He pulls a rolled up, yellow cord out of his bag, and at the end is a small disk. It’s the hydrophone. “I like the architecture on this one,” he says. “Kind of looks like a stethoscope.”
He lowers it in with a splash, then threads the cable through his fingers. He turns on the sound mixer and recorder it’s plugged into, puts headphones over his ears and listens.
“It’s pretty crazy,” he tells me. “What’s interesting about the majority of the hydrophone recordings that I’ve done in rivers is I’ve wanted to hear something more gargle-y. But what I hear most often are metallic noises. They’re very ting-tingy.”
LISTEN: What it Sounds Like Beneath Pittsburgh’s Three Rivers
Robinson collects sounds like these for his library. They could be used one day in films, video games or art installations. He also works as a Foley artist—someone who recreates everyday sounds like creaking doors or walking in the snow.
On the riverbank, he gets down on his stomach, flush with the concrete, and jiggles the line to make sure it’s not caught on any floating trash or driftwood. He really does look like he’s fishing. Then he sets up the shotgun mic and points it into the air. It’s the size of a small cat and looks like a giant pill capsule. With it he can hear what’s happening above ground as well as below the water.
“It just changed everything,” he says. “I’m really excited at this moment. It’s rhythmic.”
This layering of sounds is key to a project he’s working on now: finding places throughout Pittsburgh that hold historical interest to him and creating audio tours designed for those specific spaces. He’s putting the finishing touches on a tour of the bustling Strip District neighborhood, complete with a spoken narrative. He has another planned for the Roberto Clemente Bridge.
“I’m really interested in what I would call the sonic evolution of space,” he says. “What it once sounded like before industry and technology arrived, what it presently sounds like and what it will someday sound like. It’s just very interesting to me that with development and this thing we call progress, also comes a soundtrack.”

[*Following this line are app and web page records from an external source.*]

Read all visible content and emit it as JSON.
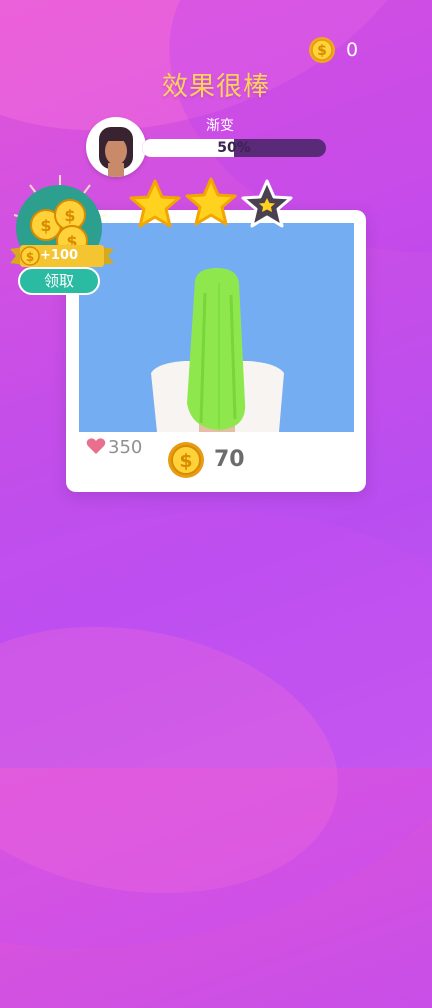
{
  "currency": {
    "amount": "0",
    "icon": "dollar-coin-icon"
  },
  "title": "效果很棒",
  "progress": {
    "label": "渐变",
    "percent_text": "50%",
    "fraction": 0.5
  },
  "rating": {
    "stars_filled": 2,
    "stars_total": 3
  },
  "card": {
    "likes": "350",
    "coins": "70"
  },
  "bonus": {
    "amount": "+100",
    "button": "领取"
  },
  "colors": {
    "title": "#ffd35a",
    "progress_track": "#5a2a78",
    "photo_bg": "#74adf2",
    "hair": "#8ee84d",
    "bonus_button": "#2bbba2",
    "star": "#ffd21f"
  }
}
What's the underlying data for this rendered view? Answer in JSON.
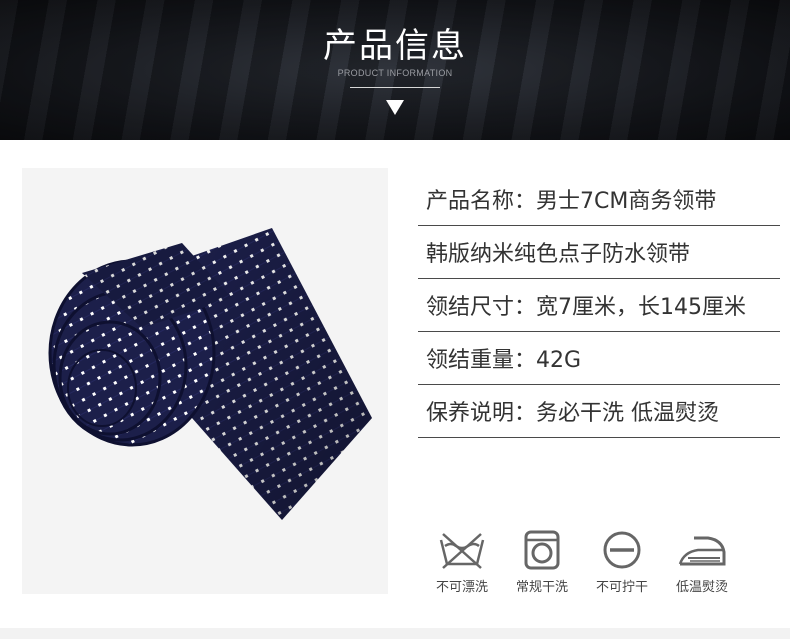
{
  "header": {
    "title": "产品信息",
    "subtitle": "PRODUCT INFORMATION"
  },
  "product_info": [
    "产品名称：男士7CM商务领带",
    "韩版纳米纯色点子防水领带",
    "领结尺寸：宽7厘米，长145厘米",
    "领结重量：42G",
    "保养说明：务必干洗  低温熨烫"
  ],
  "care_icons": [
    {
      "icon": "no-wash-icon",
      "label": "不可漂洗"
    },
    {
      "icon": "dry-clean-icon",
      "label": "常规干洗"
    },
    {
      "icon": "no-wring-icon",
      "label": "不可拧干"
    },
    {
      "icon": "low-iron-icon",
      "label": "低温熨烫"
    }
  ],
  "colors": {
    "tie_navy": "#1c1f4a",
    "tie_dot": "#ffffff",
    "banner_dark": "#14161b"
  }
}
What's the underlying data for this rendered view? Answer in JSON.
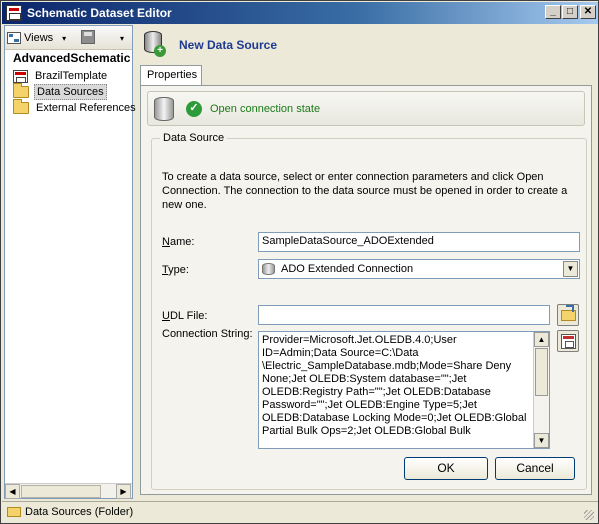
{
  "window": {
    "title": "Schematic Dataset Editor",
    "controls": {
      "minimize": "_",
      "maximize": "□",
      "close": "✕"
    }
  },
  "left_pane": {
    "toolbar": {
      "views_label": "Views",
      "dropdown_glyph": "▾",
      "menu_glyph": "▾"
    },
    "tree": {
      "root": "AdvancedSchematic",
      "items": [
        {
          "label": "BrazilTemplate",
          "icon": "template-icon",
          "selected": false
        },
        {
          "label": "Data Sources",
          "icon": "folder-icon",
          "selected": true
        },
        {
          "label": "External References",
          "icon": "folder-icon",
          "selected": false
        }
      ]
    },
    "scroll": {
      "left": "◀",
      "right": "▶"
    }
  },
  "right_pane": {
    "header_title": "New Data Source",
    "tab_label": "Properties",
    "state_text": "Open connection state",
    "group_title": "Data Source",
    "description": "To create a data source, select or enter connection parameters and click Open Connection.  The connection to the data source must be opened in order to create a new one.",
    "name_label_key": "N",
    "name_label_rest": "ame:",
    "name_value": "SampleDataSource_ADOExtended",
    "type_label_key": "T",
    "type_label_rest": "ype:",
    "type_value": "ADO Extended Connection",
    "udl_label_key": "U",
    "udl_label_rest": "DL File:",
    "udl_value": "",
    "conn_label": "Connection String:",
    "conn_value": "Provider=Microsoft.Jet.OLEDB.4.0;User ID=Admin;Data Source=C:\\Data \\Electric_SampleDatabase.mdb;Mode=Share Deny None;Jet OLEDB:System database=\"\";Jet OLEDB:Registry Path=\"\";Jet OLEDB:Database Password=\"\";Jet OLEDB:Engine Type=5;Jet OLEDB:Database Locking Mode=0;Jet OLEDB:Global Partial Bulk Ops=2;Jet OLEDB:Global Bulk",
    "scroll_up": "▲",
    "scroll_down": "▼",
    "ok_label": "OK",
    "cancel_label": "Cancel"
  },
  "status_bar": {
    "text": "Data Sources (Folder)"
  }
}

“I’m really interested in what I would call the sonic evolution of space: What it once sounded like before industry and technology arrived, what it presently sounds like and what it will someday sound like. It’s just very interesting to me that with development and this thing we call progress, also comes a soundtrack.”
He calls it “sonarcheology”—sound archeology. It’s the name of his business, art form—and really part of his identity. He says it all started about two years ago. His background is addressing social issues through writing and performing music. But it was hard, singing about the same old problems—like war and injustice—over and over.
“Somewhere along the way, my lyrics also became just another sound in the soundscape,” he says. “It humbled me.”
That’s when he started making field recordings, like this one of the Allegheny River.
“Just like us, it kind of lives and speaks its own language and changes, and I love that. I love documenting that.”
So just what are we capturing today? Robinson lets me slip on his headphones and experience it for myself. For me, the overall effect is reminiscent of a huge bathtub. I get a feel for how big the river really is. There are waves, clicks and clacks. It sounds like another world.
“I think you’re absolutely right,” Robinson says. “When I put on my headphones, it’s my peace of mind. And it’s meditative. I can just sit here for a while and just listen to that sort of symphony.”
The Sonarcheology Pittsburgh project is supported in part by The Heinz Endowments and The Pittsburgh Foundation, which also support The Allegheny Front.